An exact copy of every record, with no pictures, please.

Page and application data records
◆ ◆ ◆ ◆

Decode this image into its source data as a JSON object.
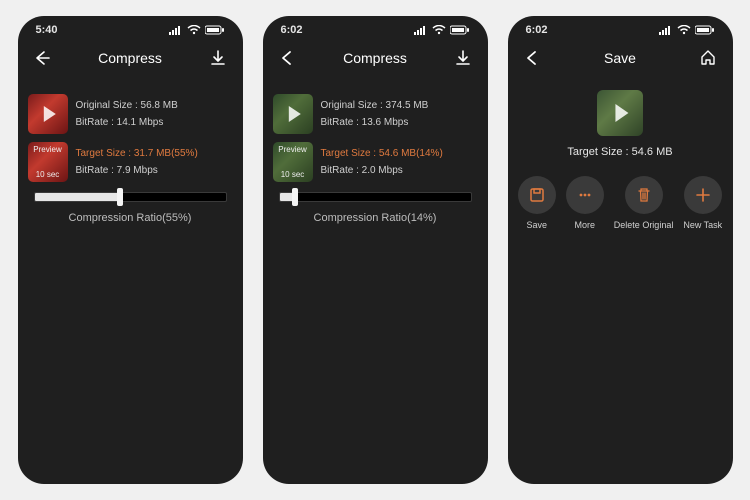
{
  "screens": [
    {
      "status_time": "5:40",
      "nav_title": "Compress",
      "thumb_style": "red",
      "original_size_line": "Original Size : 56.8 MB",
      "original_bitrate_line": "BitRate : 14.1 Mbps",
      "target_size_line": "Target Size : 31.7 MB(55%)",
      "target_bitrate_line": "BitRate : 7.9 Mbps",
      "preview_label": "Preview",
      "preview_seconds": "10 sec",
      "ratio_label": "Compression Ratio(55%)",
      "slider_percent": 45
    },
    {
      "status_time": "6:02",
      "nav_title": "Compress",
      "thumb_style": "green",
      "original_size_line": "Original Size : 374.5 MB",
      "original_bitrate_line": "BitRate : 13.6 Mbps",
      "target_size_line": "Target Size : 54.6 MB(14%)",
      "target_bitrate_line": "BitRate : 2.0 Mbps",
      "preview_label": "Preview",
      "preview_seconds": "10 sec",
      "ratio_label": "Compression Ratio(14%)",
      "slider_percent": 8
    },
    {
      "status_time": "6:02",
      "nav_title": "Save",
      "thumb_style": "green",
      "target_size_line": "Target Size : 54.6 MB",
      "actions": {
        "save": "Save",
        "more": "More",
        "delete": "Delete Original",
        "newtask": "New Task"
      }
    }
  ],
  "colors": {
    "accent": "#e07a3f"
  }
}
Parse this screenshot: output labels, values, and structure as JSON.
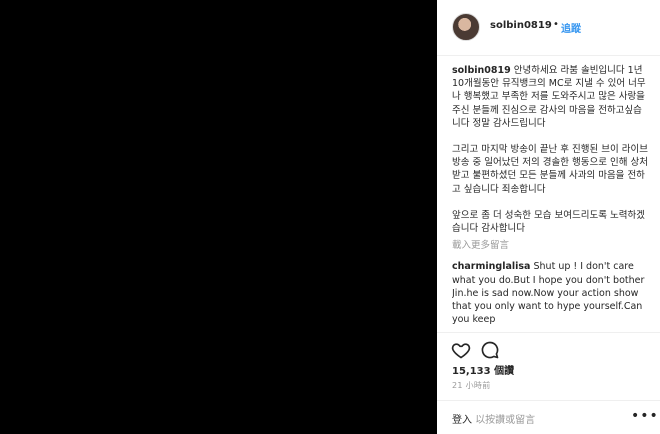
{
  "post": {
    "username": "solbin0819",
    "follow_label": "追蹤",
    "separator": "•"
  },
  "caption": {
    "username": "solbin0819",
    "paragraphs": [
      "안녕하세요 라붐 솔빈입니다 1년 10개월동안 뮤직뱅크의 MC로 지낼 수 있어 너무나 행복했고 부족한 저를 도와주시고 많은 사랑을 주신 분들께 진심으로 감사의 마음을 전하고싶습니다 정말 감사드립니다",
      "그리고 마지막 방송이 끝난 후 진행된 브이 라이브 방송 중 일어났던 저의 경솔한 행동으로 인해 상처받고 불편하셨던 모든 분들께 사과의 마음을 전하고 싶습니다 죄송합니다",
      "앞으로 좀 더 성숙한 모습 보여드리도록 노력하겠습니다 감사합니다"
    ]
  },
  "load_more_label": "載入更多留言",
  "comments": [
    {
      "username": "charminglalisa",
      "text": "Shut up ! I don't care what you do.But I hope you don't bother Jin.he is sad now.Now your action show that you only want to hype yourself.Can you keep"
    }
  ],
  "actions": {
    "like_icon": "heart-outline-icon",
    "comment_icon": "speech-bubble-icon"
  },
  "stats": {
    "views": "15,133 個讚",
    "time_ago": "21 小時前"
  },
  "footer": {
    "login_label": "登入",
    "prompt": "以按讚或留言",
    "more_label": "•••"
  },
  "colors": {
    "media_bg": "#000000",
    "link_blue": "#3897f0",
    "muted": "#999999",
    "text": "#262626",
    "divider": "#efefef"
  }
}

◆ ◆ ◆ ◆

RESPONSE TO THIS TASK =
Decode this image into its source data as a JSON object.
{
  "screens": [
    {
      "status_time": "5:40",
      "nav_title": "Compress",
      "thumb_style": "red",
      "original_size_line": "Original Size : 56.8 MB",
      "original_bitrate_line": "BitRate : 14.1 Mbps",
      "target_size_line": "Target Size : 31.7 MB(55%)",
      "target_bitrate_line": "BitRate : 7.9 Mbps",
      "preview_label": "Preview",
      "preview_seconds": "10 sec",
      "ratio_label": "Compression Ratio(55%)",
      "slider_percent": 45
    },
    {
      "status_time": "6:02",
      "nav_title": "Compress",
      "thumb_style": "green",
      "original_size_line": "Original Size : 374.5 MB",
      "original_bitrate_line": "BitRate : 13.6 Mbps",
      "target_size_line": "Target Size : 54.6 MB(14%)",
      "target_bitrate_line": "BitRate : 2.0 Mbps",
      "preview_label": "Preview",
      "preview_seconds": "10 sec",
      "ratio_label": "Compression Ratio(14%)",
      "slider_percent": 8
    },
    {
      "status_time": "6:02",
      "nav_title": "Save",
      "thumb_style": "green",
      "target_size_line": "Target Size : 54.6 MB",
      "actions": {
        "save": "Save",
        "more": "More",
        "delete": "Delete Original",
        "newtask": "New Task"
      }
    }
  ],
  "colors": {
    "accent": "#e07a3f"
  }
}
Parse this screenshot: output labels, values, and structure as JSON.
{
  "post": {
    "username": "solbin0819",
    "follow_label": "追蹤",
    "separator": "•"
  },
  "caption": {
    "username": "solbin0819",
    "paragraphs": [
      "안녕하세요 라붐 솔빈입니다 1년 10개월동안 뮤직뱅크의 MC로 지낼 수 있어 너무나 행복했고 부족한 저를 도와주시고 많은 사랑을 주신 분들께 진심으로 감사의 마음을 전하고싶습니다 정말 감사드립니다",
      "그리고 마지막 방송이 끝난 후 진행된 브이 라이브 방송 중 일어났던 저의 경솔한 행동으로 인해 상처받고 불편하셨던 모든 분들께 사과의 마음을 전하고 싶습니다 죄송합니다",
      "앞으로 좀 더 성숙한 모습 보여드리도록 노력하겠습니다 감사합니다"
    ]
  },
  "load_more_label": "載入更多留言",
  "comments": [
    {
      "username": "charminglalisa",
      "text": "Shut up ! I don't care what you do.But I hope you don't bother Jin.he is sad now.Now your action show that you only want to hype yourself.Can you keep"
    }
  ],
  "actions": {
    "like_icon": "heart-outline-icon",
    "comment_icon": "speech-bubble-icon"
  },
  "stats": {
    "views": "15,133 個讚",
    "time_ago": "21 小時前"
  },
  "footer": {
    "login_label": "登入",
    "prompt": "以按讚或留言",
    "more_label": "•••"
  },
  "colors": {
    "media_bg": "#000000",
    "link_blue": "#3897f0",
    "muted": "#999999",
    "text": "#262626",
    "divider": "#efefef"
  }
}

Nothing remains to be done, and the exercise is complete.